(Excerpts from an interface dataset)
# # # # #
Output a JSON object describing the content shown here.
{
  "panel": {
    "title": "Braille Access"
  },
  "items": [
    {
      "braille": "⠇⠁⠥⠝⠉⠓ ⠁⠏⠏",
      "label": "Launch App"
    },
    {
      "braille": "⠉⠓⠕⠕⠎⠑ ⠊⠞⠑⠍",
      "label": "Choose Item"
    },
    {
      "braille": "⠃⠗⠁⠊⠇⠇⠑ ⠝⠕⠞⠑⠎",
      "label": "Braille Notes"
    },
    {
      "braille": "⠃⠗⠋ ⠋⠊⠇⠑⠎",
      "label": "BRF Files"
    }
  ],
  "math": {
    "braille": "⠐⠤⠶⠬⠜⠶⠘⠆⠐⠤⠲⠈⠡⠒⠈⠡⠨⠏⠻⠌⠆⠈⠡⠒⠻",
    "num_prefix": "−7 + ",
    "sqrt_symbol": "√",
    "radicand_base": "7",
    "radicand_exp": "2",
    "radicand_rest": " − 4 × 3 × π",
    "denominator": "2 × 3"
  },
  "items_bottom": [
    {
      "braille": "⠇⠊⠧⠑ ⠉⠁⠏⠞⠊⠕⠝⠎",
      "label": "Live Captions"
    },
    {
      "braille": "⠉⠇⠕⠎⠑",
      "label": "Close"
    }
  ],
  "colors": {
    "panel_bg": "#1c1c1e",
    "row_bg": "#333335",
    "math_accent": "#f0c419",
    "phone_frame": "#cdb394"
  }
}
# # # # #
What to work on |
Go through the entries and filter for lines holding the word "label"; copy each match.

Solution for this exercise |
      "label": "Launch App"
      "label": "Choose Item"
      "label": "Braille Notes"
      "label": "BRF Files"
      "label": "Live Captions"
      "label": "Close"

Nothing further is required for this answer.